[Source: The Anonymous OT]
If you are familiar with occupational therapy in a pediatric or sensory setting, you have likely been introduced to “the brush.” But how much do you really know about this intervention tool?
1. You’re not supposed to call it “brushing.”
Officially, this intervention is called the Wilbarger Deep Pressure and Proprioceptive Technique, or DPPT. The term “brushing” is supposed to be avoided, because the goal of the intervention is to provide deep pressure, and the creators have noted that “brushing” doesn’t accurately represent that intention.
2. The technique was developed for sensory defensiveness.

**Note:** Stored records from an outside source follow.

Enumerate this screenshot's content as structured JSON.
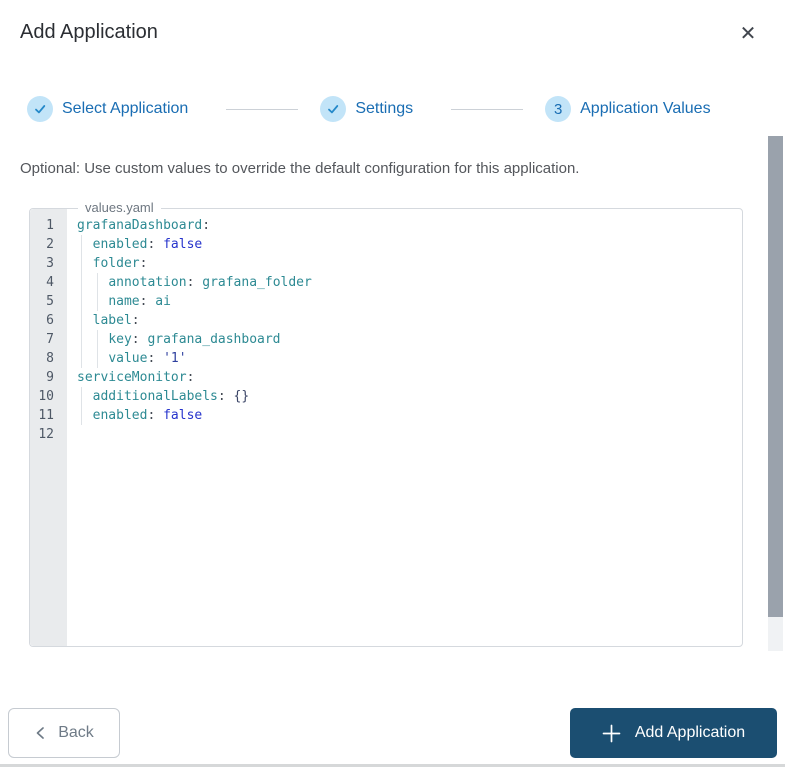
{
  "window": {
    "title": "Add Application",
    "close_icon": "✕"
  },
  "stepper": {
    "steps": [
      {
        "id": "select-application",
        "label": "Select Application",
        "state": "complete"
      },
      {
        "id": "settings",
        "label": "Settings",
        "state": "complete"
      },
      {
        "id": "application-values",
        "label": "Application Values",
        "state": "current",
        "number": "3"
      }
    ]
  },
  "content": {
    "hint": "Optional: Use custom values to override the default configuration for this application.",
    "editor": {
      "filename": "values.yaml",
      "language": "yaml",
      "lines": [
        {
          "num": "1",
          "indent": 0,
          "tokens": [
            [
              "key",
              "grafanaDashboard"
            ],
            [
              "punc",
              ":"
            ]
          ]
        },
        {
          "num": "2",
          "indent": 1,
          "tokens": [
            [
              "key",
              "enabled"
            ],
            [
              "punc",
              ":"
            ],
            [
              "bool",
              " false"
            ]
          ]
        },
        {
          "num": "3",
          "indent": 1,
          "tokens": [
            [
              "key",
              "folder"
            ],
            [
              "punc",
              ":"
            ]
          ]
        },
        {
          "num": "4",
          "indent": 2,
          "tokens": [
            [
              "key",
              "annotation"
            ],
            [
              "punc",
              ":"
            ],
            [
              "val",
              " grafana_folder"
            ]
          ]
        },
        {
          "num": "5",
          "indent": 2,
          "tokens": [
            [
              "key",
              "name"
            ],
            [
              "punc",
              ":"
            ],
            [
              "val",
              " ai"
            ]
          ]
        },
        {
          "num": "6",
          "indent": 1,
          "tokens": [
            [
              "key",
              "label"
            ],
            [
              "punc",
              ":"
            ]
          ]
        },
        {
          "num": "7",
          "indent": 2,
          "tokens": [
            [
              "key",
              "key"
            ],
            [
              "punc",
              ":"
            ],
            [
              "val",
              " grafana_dashboard"
            ]
          ]
        },
        {
          "num": "8",
          "indent": 2,
          "tokens": [
            [
              "key",
              "value"
            ],
            [
              "punc",
              ":"
            ],
            [
              "str",
              " '1'"
            ]
          ]
        },
        {
          "num": "9",
          "indent": 0,
          "tokens": [
            [
              "key",
              "serviceMonitor"
            ],
            [
              "punc",
              ":"
            ]
          ]
        },
        {
          "num": "10",
          "indent": 1,
          "tokens": [
            [
              "key",
              "additionalLabels"
            ],
            [
              "punc",
              ":"
            ],
            [
              "obj",
              " {}"
            ]
          ]
        },
        {
          "num": "11",
          "indent": 1,
          "tokens": [
            [
              "key",
              "enabled"
            ],
            [
              "punc",
              ":"
            ],
            [
              "bool",
              " false"
            ]
          ]
        },
        {
          "num": "12",
          "indent": 0,
          "tokens": []
        }
      ]
    }
  },
  "footer": {
    "back_label": "Back",
    "add_label": "Add Application"
  },
  "colors": {
    "accent_blue": "#196db3",
    "step_circle_bg": "#c2e4f8",
    "check_icon": "#2589c9",
    "primary_button_bg": "#1b4e71",
    "code_key": "#2d8a93",
    "code_value": "#2d8a93",
    "code_bool": "#2633cc",
    "code_string": "#2d3f9e",
    "code_braces": "#3a4466",
    "gutter_bg": "#e9ebed",
    "scrollbar_thumb": "#9aa2ac"
  }
}
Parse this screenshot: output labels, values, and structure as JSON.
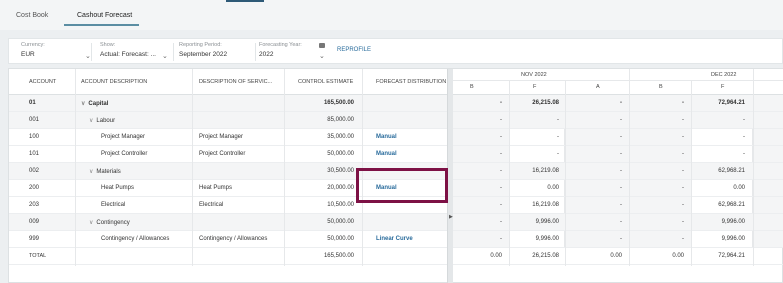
{
  "tabs": [
    {
      "label": "Cost Book",
      "active": false
    },
    {
      "label": "Cashout Forecast",
      "active": true
    }
  ],
  "filters": {
    "currency": {
      "label": "Currency:",
      "value": "EUR"
    },
    "show": {
      "label": "Show:",
      "value": "Actual: Forecast: ..."
    },
    "period": {
      "label": "Reporting Period:",
      "value": "September 2022"
    },
    "year": {
      "label": "Forecasting Year:",
      "value": "2022"
    },
    "reprofile": "REPROFILE"
  },
  "columns": {
    "account": "ACCOUNT",
    "account_description": "ACCOUNT DESCRIPTION",
    "service_description": "DESCRIPTION OF SERVIC...",
    "control_estimate": "CONTROL ESTIMATE",
    "forecast_distribution": "FORECAST DISTRIBUTION"
  },
  "months": [
    {
      "name": "NOV 2022",
      "subcols": [
        "B",
        "F",
        "A"
      ]
    },
    {
      "name": "DEC 2022",
      "subcols": [
        "B",
        "F"
      ]
    }
  ],
  "rows": [
    {
      "account": "01",
      "desc": "Capital",
      "service": "",
      "estimate": "165,500.00",
      "dist": "",
      "nov_b": "-",
      "nov_f": "26,215.08",
      "nov_a": "-",
      "dec_b": "-",
      "dec_f": "72,964.21",
      "level": 0
    },
    {
      "account": "001",
      "desc": "Labour",
      "service": "",
      "estimate": "85,000.00",
      "dist": "",
      "nov_b": "-",
      "nov_f": "-",
      "nov_a": "-",
      "dec_b": "-",
      "dec_f": "-",
      "level": 1
    },
    {
      "account": "100",
      "desc": "Project Manager",
      "service": "Project Manager",
      "estimate": "35,000.00",
      "dist": "Manual",
      "nov_b": "-",
      "nov_f": "-",
      "nov_a": "-",
      "dec_b": "-",
      "dec_f": "-",
      "level": 2
    },
    {
      "account": "101",
      "desc": "Project Controller",
      "service": "Project Controller",
      "estimate": "50,000.00",
      "dist": "Manual",
      "nov_b": "-",
      "nov_f": "-",
      "nov_a": "-",
      "dec_b": "-",
      "dec_f": "-",
      "level": 2
    },
    {
      "account": "002",
      "desc": "Materials",
      "service": "",
      "estimate": "30,500.00",
      "dist": "",
      "nov_b": "-",
      "nov_f": "16,219.08",
      "nov_a": "-",
      "dec_b": "-",
      "dec_f": "62,968.21",
      "level": 1
    },
    {
      "account": "200",
      "desc": "Heat Pumps",
      "service": "Heat Pumps",
      "estimate": "20,000.00",
      "dist": "Manual",
      "nov_b": "-",
      "nov_f": "0.00",
      "nov_a": "-",
      "dec_b": "-",
      "dec_f": "0.00",
      "level": 2
    },
    {
      "account": "203",
      "desc": "Electrical",
      "service": "Electrical",
      "estimate": "10,500.00",
      "dist": "",
      "nov_b": "-",
      "nov_f": "16,219.08",
      "nov_a": "-",
      "dec_b": "-",
      "dec_f": "62,968.21",
      "level": 2
    },
    {
      "account": "009",
      "desc": "Contingency",
      "service": "",
      "estimate": "50,000.00",
      "dist": "",
      "nov_b": "-",
      "nov_f": "9,996.00",
      "nov_a": "-",
      "dec_b": "-",
      "dec_f": "9,996.00",
      "level": 1
    },
    {
      "account": "999",
      "desc": "Contingency / Allowances",
      "service": "Contingency / Allowances",
      "estimate": "50,000.00",
      "dist": "Linear Curve",
      "nov_b": "-",
      "nov_f": "9,996.00",
      "nov_a": "-",
      "dec_b": "-",
      "dec_f": "9,996.00",
      "level": 2
    }
  ],
  "total": {
    "label": "TOTAL",
    "estimate": "165,500.00",
    "nov_b": "0.00",
    "nov_f": "26,215.08",
    "nov_a": "0.00",
    "dec_b": "0.00",
    "dec_f": "72,964.21"
  },
  "colors": {
    "accent": "#2a6c9c",
    "highlight": "#7d1145"
  }
}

The creator of the technique, Patricia Wilbarger, MEd, OTR, FAOTA, is a leading expert on sensory defensiveness. (This is basically when the nervous system over-reacts to stimuli